BEGIN
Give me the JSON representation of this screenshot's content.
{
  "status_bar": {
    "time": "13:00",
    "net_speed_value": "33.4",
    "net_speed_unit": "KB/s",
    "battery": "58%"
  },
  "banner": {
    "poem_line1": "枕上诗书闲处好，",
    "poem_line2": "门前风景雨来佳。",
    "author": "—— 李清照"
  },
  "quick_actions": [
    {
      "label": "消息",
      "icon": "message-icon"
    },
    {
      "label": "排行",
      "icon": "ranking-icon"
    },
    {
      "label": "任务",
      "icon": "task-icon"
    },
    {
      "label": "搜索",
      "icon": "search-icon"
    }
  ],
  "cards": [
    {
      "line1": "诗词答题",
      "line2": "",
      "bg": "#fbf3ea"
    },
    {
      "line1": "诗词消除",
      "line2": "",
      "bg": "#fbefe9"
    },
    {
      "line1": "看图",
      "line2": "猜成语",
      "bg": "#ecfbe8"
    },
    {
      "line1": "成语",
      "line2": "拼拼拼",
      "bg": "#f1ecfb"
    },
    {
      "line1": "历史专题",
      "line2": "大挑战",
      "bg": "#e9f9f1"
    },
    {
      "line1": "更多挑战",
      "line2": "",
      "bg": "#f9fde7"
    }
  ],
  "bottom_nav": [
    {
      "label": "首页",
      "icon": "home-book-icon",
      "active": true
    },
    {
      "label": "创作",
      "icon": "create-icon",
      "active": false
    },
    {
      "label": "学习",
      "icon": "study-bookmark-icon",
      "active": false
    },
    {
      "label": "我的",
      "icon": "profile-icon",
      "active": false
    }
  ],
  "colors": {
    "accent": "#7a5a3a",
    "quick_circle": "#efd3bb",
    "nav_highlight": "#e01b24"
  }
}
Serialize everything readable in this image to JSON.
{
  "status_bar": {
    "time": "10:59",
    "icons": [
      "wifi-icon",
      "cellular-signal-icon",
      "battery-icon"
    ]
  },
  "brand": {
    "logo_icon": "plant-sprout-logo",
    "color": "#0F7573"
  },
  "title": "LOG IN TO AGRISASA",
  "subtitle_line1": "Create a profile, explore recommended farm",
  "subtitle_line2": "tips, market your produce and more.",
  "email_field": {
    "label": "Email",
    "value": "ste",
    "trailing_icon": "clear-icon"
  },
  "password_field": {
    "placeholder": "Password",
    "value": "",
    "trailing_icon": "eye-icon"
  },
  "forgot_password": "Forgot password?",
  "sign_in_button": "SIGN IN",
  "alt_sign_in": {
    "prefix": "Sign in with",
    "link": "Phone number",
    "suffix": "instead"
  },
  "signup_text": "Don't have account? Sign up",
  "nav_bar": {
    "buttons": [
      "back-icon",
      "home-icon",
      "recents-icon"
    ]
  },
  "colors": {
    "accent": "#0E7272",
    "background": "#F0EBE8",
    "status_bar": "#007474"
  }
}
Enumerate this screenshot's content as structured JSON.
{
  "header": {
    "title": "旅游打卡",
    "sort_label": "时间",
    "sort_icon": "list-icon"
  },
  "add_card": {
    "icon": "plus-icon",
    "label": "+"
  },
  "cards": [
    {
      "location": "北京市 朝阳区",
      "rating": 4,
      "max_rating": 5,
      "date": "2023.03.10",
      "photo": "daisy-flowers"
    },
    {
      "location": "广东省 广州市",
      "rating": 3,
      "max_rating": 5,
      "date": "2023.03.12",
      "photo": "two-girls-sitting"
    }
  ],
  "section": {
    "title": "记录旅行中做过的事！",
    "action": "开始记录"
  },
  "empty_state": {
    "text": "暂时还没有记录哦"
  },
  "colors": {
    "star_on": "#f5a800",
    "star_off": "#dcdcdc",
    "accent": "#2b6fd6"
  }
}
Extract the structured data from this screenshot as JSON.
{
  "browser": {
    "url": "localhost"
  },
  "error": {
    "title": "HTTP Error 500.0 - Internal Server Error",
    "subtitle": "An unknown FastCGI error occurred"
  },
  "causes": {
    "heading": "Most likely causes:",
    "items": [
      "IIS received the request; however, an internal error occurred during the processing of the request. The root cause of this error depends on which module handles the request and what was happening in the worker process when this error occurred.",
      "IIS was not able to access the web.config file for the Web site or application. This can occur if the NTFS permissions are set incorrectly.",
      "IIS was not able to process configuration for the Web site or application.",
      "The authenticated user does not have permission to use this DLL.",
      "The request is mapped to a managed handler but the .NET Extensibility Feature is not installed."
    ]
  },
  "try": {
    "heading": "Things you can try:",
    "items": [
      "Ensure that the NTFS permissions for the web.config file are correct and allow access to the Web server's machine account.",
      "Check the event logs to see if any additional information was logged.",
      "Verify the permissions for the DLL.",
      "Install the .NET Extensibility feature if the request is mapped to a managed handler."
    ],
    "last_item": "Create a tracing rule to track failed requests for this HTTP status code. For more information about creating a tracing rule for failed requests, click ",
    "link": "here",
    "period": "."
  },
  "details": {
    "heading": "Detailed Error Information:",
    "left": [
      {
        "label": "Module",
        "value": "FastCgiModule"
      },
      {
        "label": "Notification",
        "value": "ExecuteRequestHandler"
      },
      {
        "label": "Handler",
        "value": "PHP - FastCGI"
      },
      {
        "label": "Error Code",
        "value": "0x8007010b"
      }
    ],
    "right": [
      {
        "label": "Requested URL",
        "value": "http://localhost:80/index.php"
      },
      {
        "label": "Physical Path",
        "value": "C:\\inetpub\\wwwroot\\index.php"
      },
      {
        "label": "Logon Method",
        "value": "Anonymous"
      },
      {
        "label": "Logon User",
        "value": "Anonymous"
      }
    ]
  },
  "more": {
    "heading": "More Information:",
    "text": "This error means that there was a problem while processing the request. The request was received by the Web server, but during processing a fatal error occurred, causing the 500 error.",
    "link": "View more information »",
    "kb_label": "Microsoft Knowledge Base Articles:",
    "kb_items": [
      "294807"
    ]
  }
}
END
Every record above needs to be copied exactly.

Give me the JSON representation of this screenshot's content.
{
  "status_bar": {
    "time": "13:00",
    "net_speed_value": "33.4",
    "net_speed_unit": "KB/s",
    "battery": "58%"
  },
  "banner": {
    "poem_line1": "枕上诗书闲处好，",
    "poem_line2": "门前风景雨来佳。",
    "author": "—— 李清照"
  },
  "quick_actions": [
    {
      "label": "消息",
      "icon": "message-icon"
    },
    {
      "label": "排行",
      "icon": "ranking-icon"
    },
    {
      "label": "任务",
      "icon": "task-icon"
    },
    {
      "label": "搜索",
      "icon": "search-icon"
    }
  ],
  "cards": [
    {
      "line1": "诗词答题",
      "line2": "",
      "bg": "#fbf3ea"
    },
    {
      "line1": "诗词消除",
      "line2": "",
      "bg": "#fbefe9"
    },
    {
      "line1": "看图",
      "line2": "猜成语",
      "bg": "#ecfbe8"
    },
    {
      "line1": "成语",
      "line2": "拼拼拼",
      "bg": "#f1ecfb"
    },
    {
      "line1": "历史专题",
      "line2": "大挑战",
      "bg": "#e9f9f1"
    },
    {
      "line1": "更多挑战",
      "line2": "",
      "bg": "#f9fde7"
    }
  ],
  "bottom_nav": [
    {
      "label": "首页",
      "icon": "home-book-icon",
      "active": true
    },
    {
      "label": "创作",
      "icon": "create-icon",
      "active": false
    },
    {
      "label": "学习",
      "icon": "study-bookmark-icon",
      "active": false
    },
    {
      "label": "我的",
      "icon": "profile-icon",
      "active": false
    }
  ],
  "colors": {
    "accent": "#7a5a3a",
    "quick_circle": "#efd3bb",
    "nav_highlight": "#e01b24"
  }
}
Serialize everything readable in this image to JSON.
{
  "status_bar": {
    "time": "10:59",
    "icons": [
      "wifi-icon",
      "cellular-signal-icon",
      "battery-icon"
    ]
  },
  "brand": {
    "logo_icon": "plant-sprout-logo",
    "color": "#0F7573"
  },
  "title": "LOG IN TO AGRISASA",
  "subtitle_line1": "Create a profile, explore recommended farm",
  "subtitle_line2": "tips, market your produce and more.",
  "email_field": {
    "label": "Email",
    "value": "ste",
    "trailing_icon": "clear-icon"
  },
  "password_field": {
    "placeholder": "Password",
    "value": "",
    "trailing_icon": "eye-icon"
  },
  "forgot_password": "Forgot password?",
  "sign_in_button": "SIGN IN",
  "alt_sign_in": {
    "prefix": "Sign in with",
    "link": "Phone number",
    "suffix": "instead"
  },
  "signup_text": "Don't have account? Sign up",
  "nav_bar": {
    "buttons": [
      "back-icon",
      "home-icon",
      "recents-icon"
    ]
  },
  "colors": {
    "accent": "#0E7272",
    "background": "#F0EBE8",
    "status_bar": "#007474"
  }
}
Enumerate this screenshot's content as structured JSON.
{
  "header": {
    "title": "旅游打卡",
    "sort_label": "时间",
    "sort_icon": "list-icon"
  },
  "add_card": {
    "icon": "plus-icon",
    "label": "+"
  },
  "cards": [
    {
      "location": "北京市 朝阳区",
      "rating": 4,
      "max_rating": 5,
      "date": "2023.03.10",
      "photo": "daisy-flowers"
    },
    {
      "location": "广东省 广州市",
      "rating": 3,
      "max_rating": 5,
      "date": "2023.03.12",
      "photo": "two-girls-sitting"
    }
  ],
  "section": {
    "title": "记录旅行中做过的事！",
    "action": "开始记录"
  },
  "empty_state": {
    "text": "暂时还没有记录哦"
  },
  "colors": {
    "star_on": "#f5a800",
    "star_off": "#dcdcdc",
    "accent": "#2b6fd6"
  }
}
Extract the structured data from this screenshot as JSON.
{
  "browser": {
    "url": "localhost"
  },
  "error": {
    "title": "HTTP Error 500.0 - Internal Server Error",
    "subtitle": "An unknown FastCGI error occurred"
  },
  "causes": {
    "heading": "Most likely causes:",
    "items": [
      "IIS received the request; however, an internal error occurred during the processing of the request. The root cause of this error depends on which module handles the request and what was happening in the worker process when this error occurred.",
      "IIS was not able to access the web.config file for the Web site or application. This can occur if the NTFS permissions are set incorrectly.",
      "IIS was not able to process configuration for the Web site or application.",
      "The authenticated user does not have permission to use this DLL.",
      "The request is mapped to a managed handler but the .NET Extensibility Feature is not installed."
    ]
  },
  "try": {
    "heading": "Things you can try:",
    "items": [
      "Ensure that the NTFS permissions for the web.config file are correct and allow access to the Web server's machine account.",
      "Check the event logs to see if any additional information was logged.",
      "Verify the permissions for the DLL.",
      "Install the .NET Extensibility feature if the request is mapped to a managed handler."
    ],
    "last_item": "Create a tracing rule to track failed requests for this HTTP status code. For more information about creating a tracing rule for failed requests, click ",
    "link": "here",
    "period": "."
  },
  "details": {
    "heading": "Detailed Error Information:",
    "left": [
      {
        "label": "Module",
        "value": "FastCgiModule"
      },
      {
        "label": "Notification",
        "value": "ExecuteRequestHandler"
      },
      {
        "label": "Handler",
        "value": "PHP - FastCGI"
      },
      {
        "label": "Error Code",
        "value": "0x8007010b"
      }
    ],
    "right": [
      {
        "label": "Requested URL",
        "value": "http://localhost:80/index.php"
      },
      {
        "label": "Physical Path",
        "value": "C:\\inetpub\\wwwroot\\index.php"
      },
      {
        "label": "Logon Method",
        "value": "Anonymous"
      },
      {
        "label": "Logon User",
        "value": "Anonymous"
      }
    ]
  },
  "more": {
    "heading": "More Information:",
    "text": "This error means that there was a problem while processing the request. The request was received by the Web server, but during processing a fatal error occurred, causing the 500 error.",
    "link": "View more information »",
    "kb_label": "Microsoft Knowledge Base Articles:",
    "kb_items": [
      "294807"
    ]
  }
}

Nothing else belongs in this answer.